Personality Tests for Hiring: Brilliant or Bunk?
Companies are increasingly turning to tests to gauge the suitability of applicants. According to The Wall Street Journal, usage of pre-hire assessments is up from 26% in 2001 to 57% in 2013. Interviewers love them, interviewees often loathe them, but do they work?
Lauren Weber explains in the Wall Street Journal the appeal, “Employers can measure and analyze what differentiates their best performers in a variety of occupations—from fast-food workers and retail store managers to insurance agents and nurses—and use the data to create a profile of ideal workers.

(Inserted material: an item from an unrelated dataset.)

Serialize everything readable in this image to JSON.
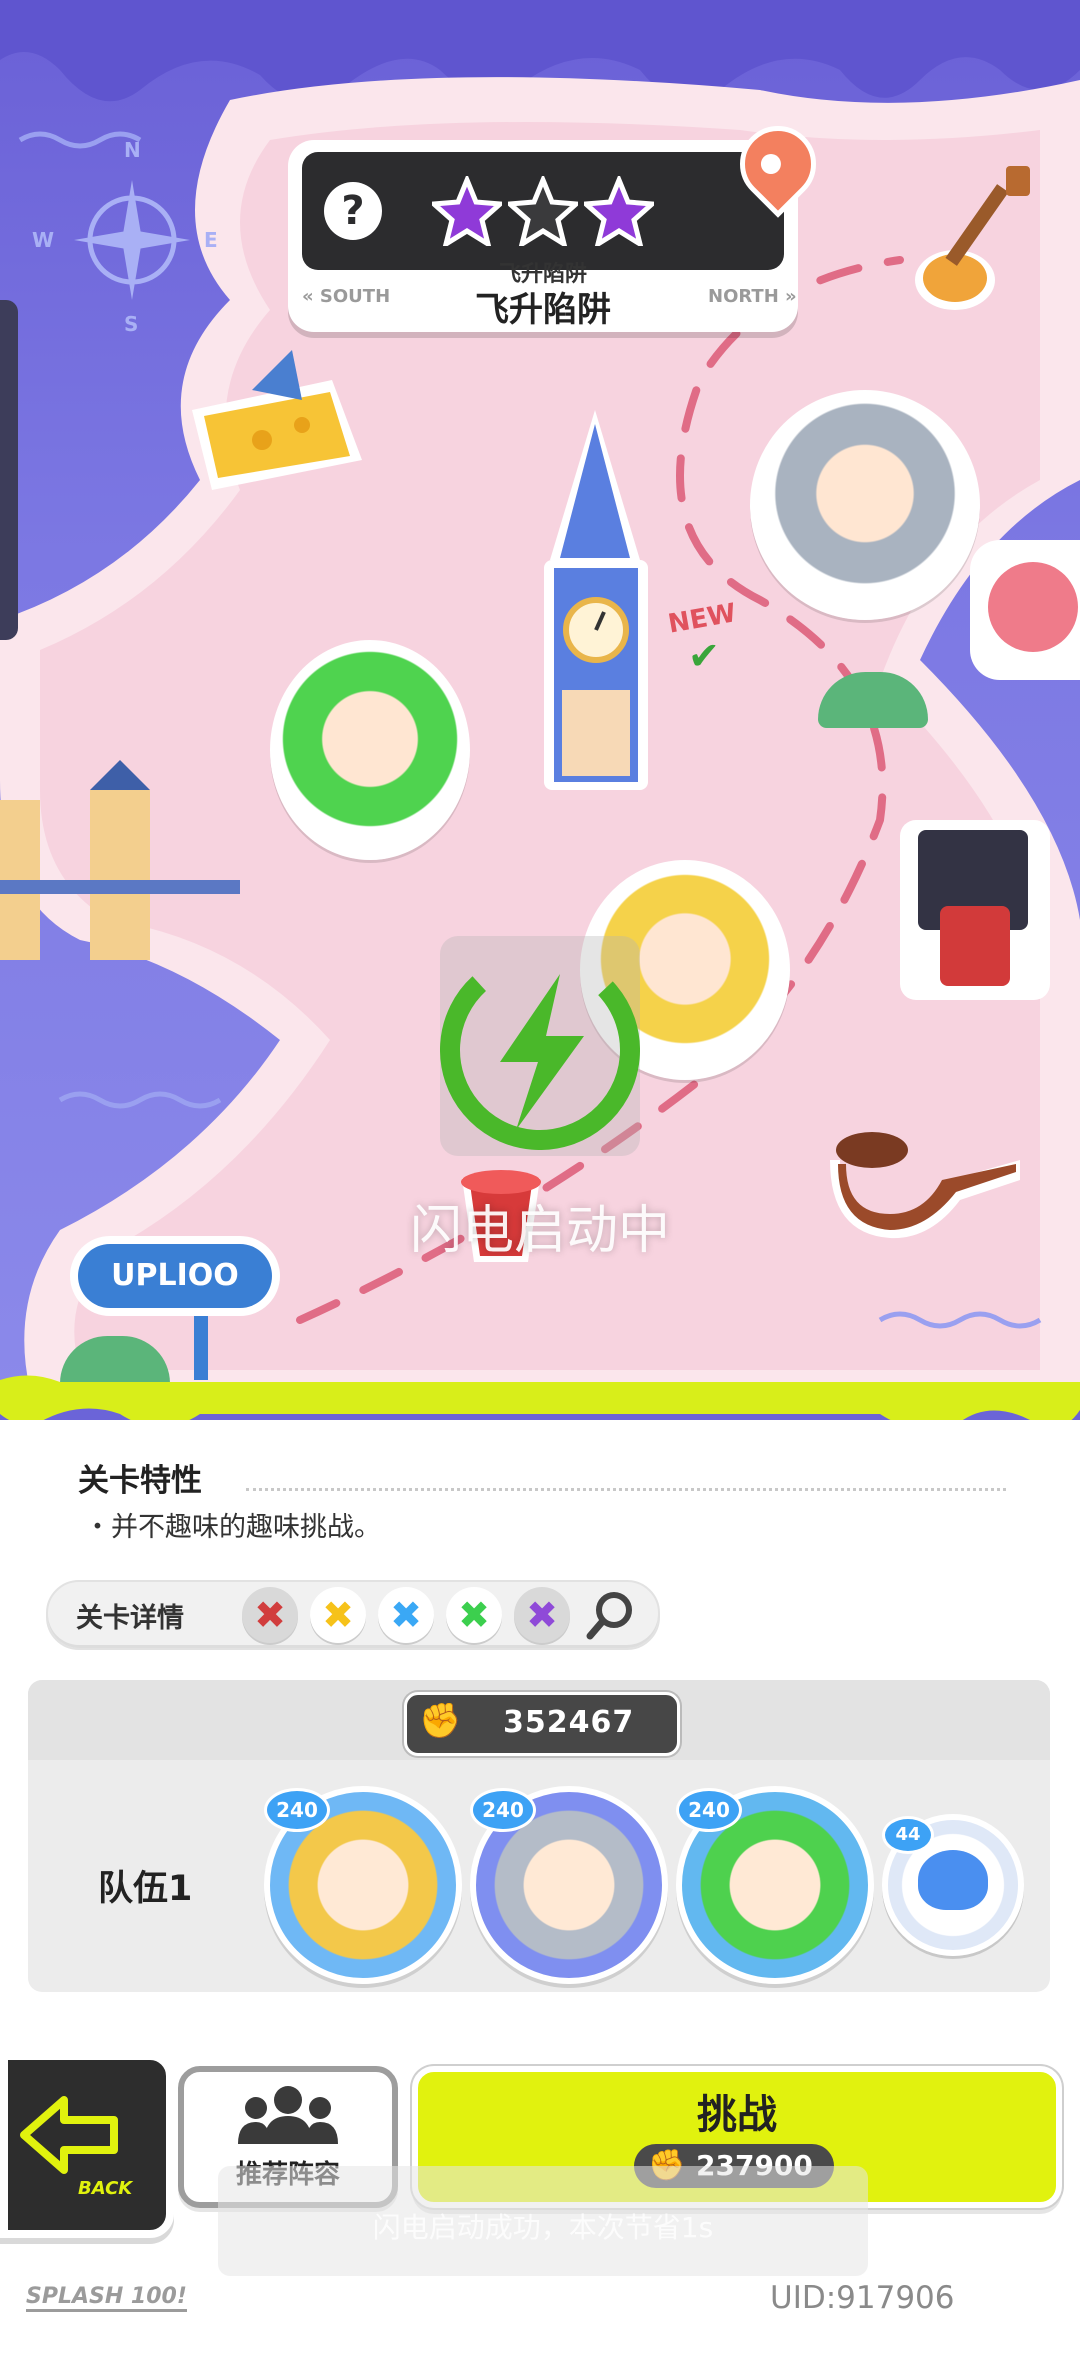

The tests show how applicants compare.”
Whitney Martin argues in Harvard Business Review that cognitive and integrity assessments are better indicators of future job performance, particularly when paired, “if your hiring process relies primarily on interviews, reference checks, and personality tests, you are choosing to use a process that is significantly less effective than it could be if more effective measures were incorporated.”
Vivian Giang from Business Insider spoke with Susan J. Stabilet, professor at St. John’s University, who dislikes personality tests since they often eliminate good candidates, “the tests will likely give those with ‘mainstream’ personality types a more positive reading, while creative, think-outside-the-box candidates ‘who may potentially become leaders and do extraordinary things for an employer may be weeded out,’ Stabilet says.”
Camille Chatterjee from MSN suggests that personality tests are useful, but not all are created equally (she gives a thumbs up to the Caliper Profile, Gallup StrengthsFinder, and Sixteen Personality Factor Questionnaire, and a thumbs down to the Myers-Briggs Type Indicator and Minnesota Multiphasic Personality Inventory).
Should you decide to employ a personality test, it’s vital that you understand what you are trying to measure. Whitney Martin told the Society for Human Resource Management, “If the goal is to reduce turnover or absenteeism or drug use in the workplace, that’s a very different process than if you are a healthcare organization trying to improve patient satisfaction and trying to measure empathy in nurses.”
What do you think? Have you had to take personality tests in your job search? Do you think they are brilliant or bunk? Share your thoughts with us @hyattfennell.